Paying high rent and making student loan payments can make saving for a home seem nearly impossible. For some, it may well be. However, for most it’s a matter of buckling down and setting aside money rather than spend it. The biggest obstacle for most young homebuyers to overcome is the down payment. Here, we give you the run down on what it is, how to prepare for it, and where to find the extra cash.
What exactly is a down payment?
Basically, the down payment is the money from your savings that you give to the home’s seller. Your mortgage will pay the rest of the price. The d.p. is usually expressed as a percentage – on a $100,000 , a $13,000 down payment would be 13 percent.
The best way to approach a down payment is to set aside small initial amounts. Just set something aside into a savings account each month. No matter how large or small, you can always build on it.
What's the best way to save?
A good way to set a monthly savings goal is to subtract your current rent from your estimated mortgage payment, including principal, interest, property tax, homeowner insurance and mortgage insurance. Save the difference.
This is beneficial in two ways. First, you’re building your savings. Second, you’re getting a feel for your budget as a homeowner. If you’re not able to meet hat savings target, it might be time to rethink your housing budget. It’s important to stay realistic to make your dream of buying a home a goal you can attain.
Savings doesn’t have to be all about cutting down and budgeting – it’s about sacrificing little things you want now for something big you want later. Cliché as it may sound, it helps to keep visual reminders of your goal around. Keep pictures of houses you like to remind yourself on a daily basis why you’re making the trade off.
Where do I find the extra money to save?

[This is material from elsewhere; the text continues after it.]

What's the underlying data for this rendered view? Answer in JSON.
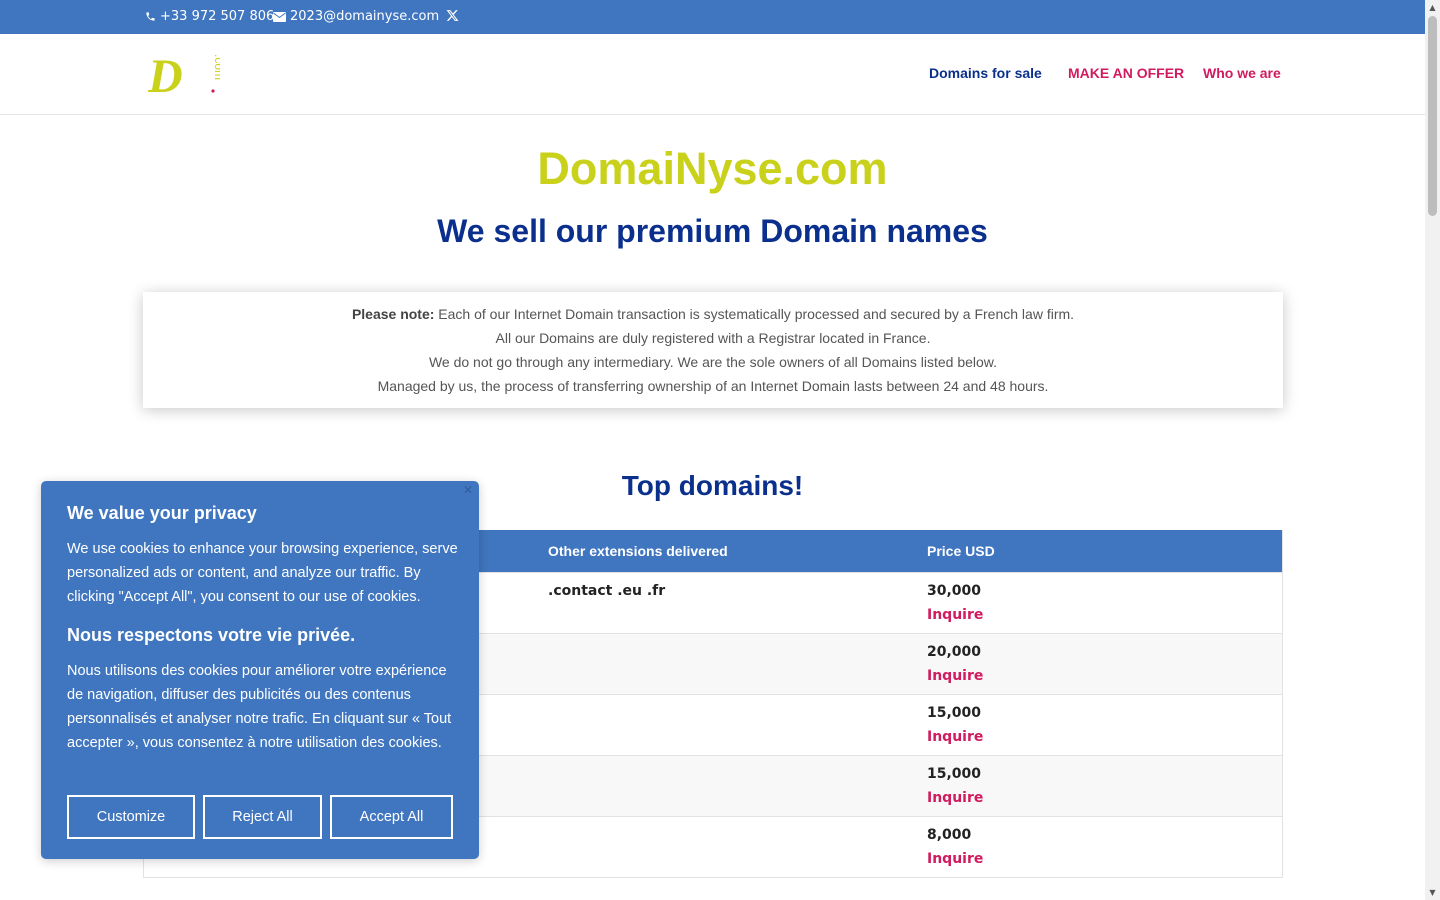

If you’re paying 30 percent or more of your income for rent, consider moving into a cheaper apartment so you can set aside more money every month to buy a home.
To find more savings, you literally have to scrutinize every expense and get rid of anything unnecessary right down to the last Starbucks double latte. Do you need to spent $300 a month on a gym membership? Could it help to do meal prep every week to avoid eating out as much?
When should is the right time to buy?
Home prices or interest rates could rise while you’re accumulating savings – making your target amount rise as well. A common myth is the longer you wait, the harder it will be to purchase something due to rising prices. But this is not always the case and patience and research go a long way.
There’s a lot of pressure around “is this the right time to buy?” Ask yourself, are you willing to pay a slightly higher price and slightly higher rate to feel extra confident that you’re on a firm financial foundation? In the end, these questions are all subjective from person to person. So do your research, talk to people and get informed!
Stilll confused? Don't worry, connect with one of our agents to help answer any questions.